From black to pink, what’s wrong with my dog’s nose?

The black button nose is a dog trademark, a trademark of pure cuteness. However, the instance of shifting from black to pink is more common than you think.

This color shift is a result of pigment loss, but the cause of the pigment loss is the alarming aspect. With a wide range of causes, from genetics to weather, the effects may also be temporary or permanent. Isolating the cause is crucial to identifying the proper treatment.

Let’s address the phenomenon through its causes, treatment, duration, common breeds, and the role of scientific genes.

Pink Nose: What are the Causes?

“We have very limited information on it; there has been little research done, and most of the information we have is anecdotal,” stated Dr. Sandra Koch of the College of Veterinary Medicine at the University of Minnesota.

The first rule is to acknowledge that all dogs are their own unique self.

In terms of genetics, your dog may have acquired their pink nose, also known as liver, from their parents. Some breeds are known to carry the recessive liver gene; therefore, increasing the chances of a natural pink nose.

Aside from plausible mutation, a certain color implicates the lack of melanin distribution or overexposure to the sun. This can also be induced by age.

Innately, the term “lack of,” possesses a negative connotation that signifies alarm. Although, similarly with humans, melanin protects the nose from sunburn and skin cancer. With the loss of pigmentation, it is referred to as the Dudley nose.

A new theory is a cause of feeding on a plastic bowl. The supporting evidence behind it is minimal, however, it’s easy to test. Simply switch to metal or ceramic and observe for changes.

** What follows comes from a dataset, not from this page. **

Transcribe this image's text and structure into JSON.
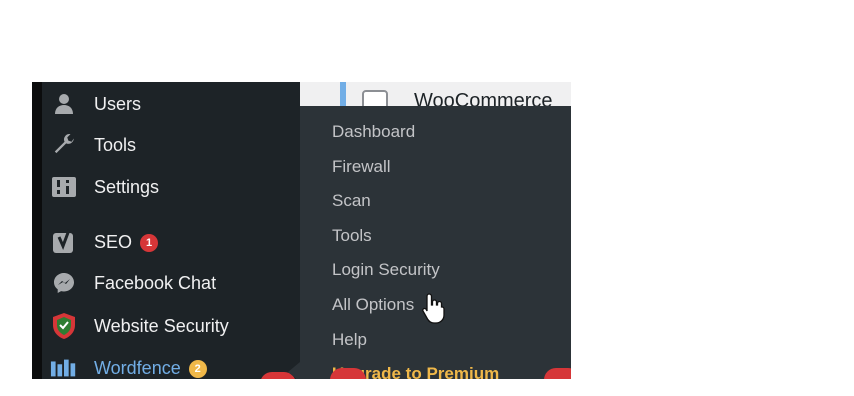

If in addition to a pink nose, your dog’s nose appears inflamed, crusty, or sore, it may be a bacterial infection, allergies, or an injury. Consult a veterinarian if these symptoms appear.

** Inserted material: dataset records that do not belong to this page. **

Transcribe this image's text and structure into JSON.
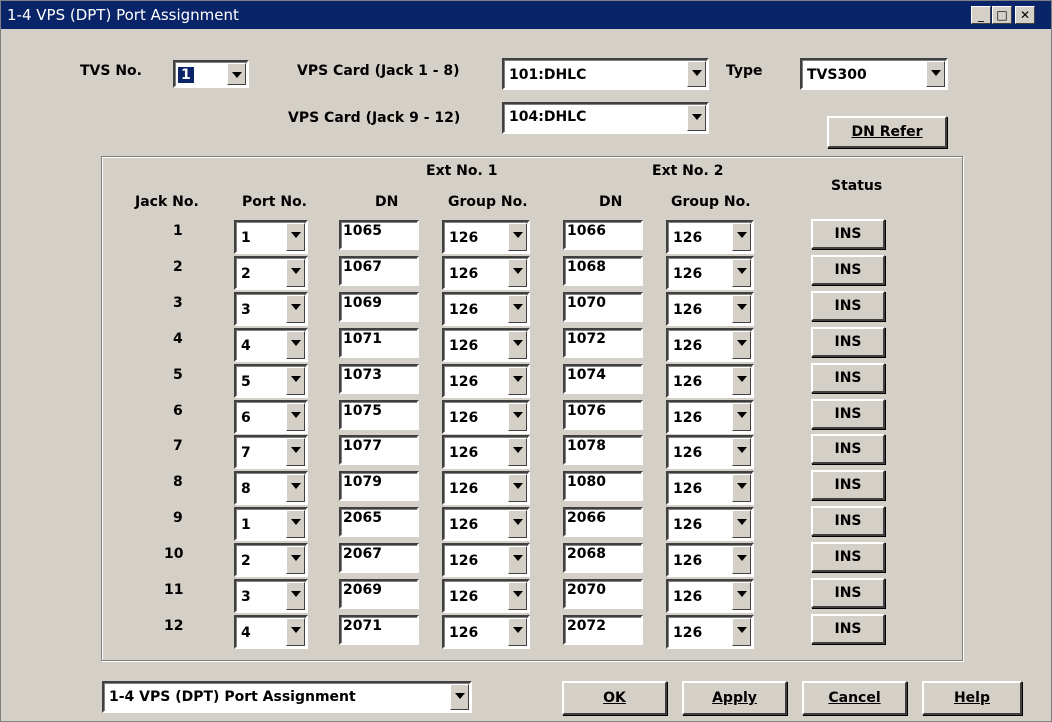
{
  "window": {
    "title": "1-4 VPS (DPT) Port Assignment"
  },
  "titlebar_buttons": [
    "_",
    "□",
    "✕"
  ],
  "top": {
    "tvs_label": "TVS No.",
    "tvs_value": "1",
    "vps1_label": "VPS Card (Jack 1 - 8)",
    "vps1_value": "101:DHLC",
    "type_label": "Type",
    "type_value": "TVS300",
    "vps2_label": "VPS Card (Jack 9 - 12)",
    "vps2_value": "104:DHLC",
    "dn_refer": "DN Refer"
  },
  "headers": {
    "ext1": "Ext No. 1",
    "ext2": "Ext No. 2",
    "jack": "Jack No.",
    "port": "Port No.",
    "dn1": "DN",
    "group1": "Group No.",
    "dn2": "DN",
    "group2": "Group No.",
    "status": "Status"
  },
  "rows": [
    {
      "jack": "1",
      "port": "1",
      "dn1": "1065",
      "group1": "126",
      "dn2": "1066",
      "group2": "126",
      "status": "INS"
    },
    {
      "jack": "2",
      "port": "2",
      "dn1": "1067",
      "group1": "126",
      "dn2": "1068",
      "group2": "126",
      "status": "INS"
    },
    {
      "jack": "3",
      "port": "3",
      "dn1": "1069",
      "group1": "126",
      "dn2": "1070",
      "group2": "126",
      "status": "INS"
    },
    {
      "jack": "4",
      "port": "4",
      "dn1": "1071",
      "group1": "126",
      "dn2": "1072",
      "group2": "126",
      "status": "INS"
    },
    {
      "jack": "5",
      "port": "5",
      "dn1": "1073",
      "group1": "126",
      "dn2": "1074",
      "group2": "126",
      "status": "INS"
    },
    {
      "jack": "6",
      "port": "6",
      "dn1": "1075",
      "group1": "126",
      "dn2": "1076",
      "group2": "126",
      "status": "INS"
    },
    {
      "jack": "7",
      "port": "7",
      "dn1": "1077",
      "group1": "126",
      "dn2": "1078",
      "group2": "126",
      "status": "INS"
    },
    {
      "jack": "8",
      "port": "8",
      "dn1": "1079",
      "group1": "126",
      "dn2": "1080",
      "group2": "126",
      "status": "INS"
    },
    {
      "jack": "9",
      "port": "1",
      "dn1": "2065",
      "group1": "126",
      "dn2": "2066",
      "group2": "126",
      "status": "INS"
    },
    {
      "jack": "10",
      "port": "2",
      "dn1": "2067",
      "group1": "126",
      "dn2": "2068",
      "group2": "126",
      "status": "INS"
    },
    {
      "jack": "11",
      "port": "3",
      "dn1": "2069",
      "group1": "126",
      "dn2": "2070",
      "group2": "126",
      "status": "INS"
    },
    {
      "jack": "12",
      "port": "4",
      "dn1": "2071",
      "group1": "126",
      "dn2": "2072",
      "group2": "126",
      "status": "INS"
    }
  ],
  "bottom": {
    "screen_select": "1-4 VPS (DPT) Port Assignment",
    "ok": "OK",
    "apply": "Apply",
    "cancel": "Cancel",
    "help": "Help"
  },
  "colors": {
    "titlebar": "#0a246a",
    "face": "#d4d0c8"
  }
}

Tying to sun exposure, the cause may be seasonal and it may be a case of snow nose.

What is Snow Nose?

More often than not, the correlation between coat color and nose color is overlooked.

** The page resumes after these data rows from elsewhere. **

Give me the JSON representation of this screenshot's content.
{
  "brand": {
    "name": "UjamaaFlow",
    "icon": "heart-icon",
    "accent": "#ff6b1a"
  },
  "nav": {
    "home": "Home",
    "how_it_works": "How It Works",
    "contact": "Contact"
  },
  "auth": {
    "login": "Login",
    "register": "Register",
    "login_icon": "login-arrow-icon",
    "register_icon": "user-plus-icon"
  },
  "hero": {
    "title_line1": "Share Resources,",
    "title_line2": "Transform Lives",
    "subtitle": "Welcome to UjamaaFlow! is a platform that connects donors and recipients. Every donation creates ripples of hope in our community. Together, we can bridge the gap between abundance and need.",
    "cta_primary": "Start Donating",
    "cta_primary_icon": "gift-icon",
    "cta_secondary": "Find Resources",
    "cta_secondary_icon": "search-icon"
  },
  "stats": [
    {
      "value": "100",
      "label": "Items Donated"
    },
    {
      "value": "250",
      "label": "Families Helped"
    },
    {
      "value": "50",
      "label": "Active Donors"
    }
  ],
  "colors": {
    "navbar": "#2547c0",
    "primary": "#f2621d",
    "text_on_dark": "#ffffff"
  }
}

Common in white or lighter-colored dogs, snow nose occurs during the winter months and has been linked to sunlight.

Although supporting evidence is insufficient, some have linked the Tyrosinase enzyme, responsible for melanin production, to cause snow nose through temperature sensitivity.

For you dog lovers, it’s important to note the “temperature sensitivity,” snow nose can occur all-year-round globally.

Is Pink Nose Permanent?

Some cases are temporary, and some are permanent.

In the case of a snow nose, your dog’s nose will shift back to their natural, darker color during the spring. However, the same does not apply for Dudley.

The visible effects of the Dudley are permanent as the changes are occurring beyond the surface, and in turn, internally within genetic material.

If the cause still lies in ambiguity, there are several techniques for treatment and prevention.

Treatment and Prevention

Proper diagnosis is the key to proper treatment.

Similar to humans, the goal is to protect your dog’s nose from possible sunburns. Look no further, Handy Hound SnoutScreen should be applied prior to sun exposure, just like sunscreen!

Apart from protection, moisturize the nose regularly with Snout Magic to treat chapped and crusty noses. The two products are specifically meant for your furry friends, so if they choose to give it a lick (which they will), you have nothing to worry about!

There’s a fine line between treatment and prevention.

The safest course of action is to carry out the care routine. If your dog has a temporary case, the routine will serve as a treatment, and if it’s uncertain or permanent, it will serve as prevention, treatment, or maintenance.

Doing absolutely nothing is the enemy!

Know the Common Breeds

According to Paw Leaks, the susceptible breeds carrying the recessive liver gene are:

  • Field Spaniel
  • English Springer
  • Pointer
  • Dalmatian
  • Cocker Spaniel
  • Siberian Husky
  • Australian Shepherd
  • Bull Terriers, Boxers, and Heelers
  • Nova Scotia

On the other hand, Dudley is most common with:

  • White German Shepherd
  • Pointer
  • Doberman Pinscher
  • Poodle
  • Golden Retriever
  • Irish Setter
  • Samoyed

Lastly, the common breeds that experience snow nose are:

  • Siberian Husky
  • Bernese Mountain Dog
  • Labrador Retriever
  • Golden Retriever
  • German Shepherd

Wrapping Up the Pink Nose

If your dog’s nose begins to fade in color, take a breath, and carry out the appropriate course of action.

With your trusted observation, attempt to eliminate some of the listed causes. Deducing that it is not a matter of emergency, treat, and prevent the recommended products.

And like any caring dog lover, consult your veterinarian if symptoms persist or worsen.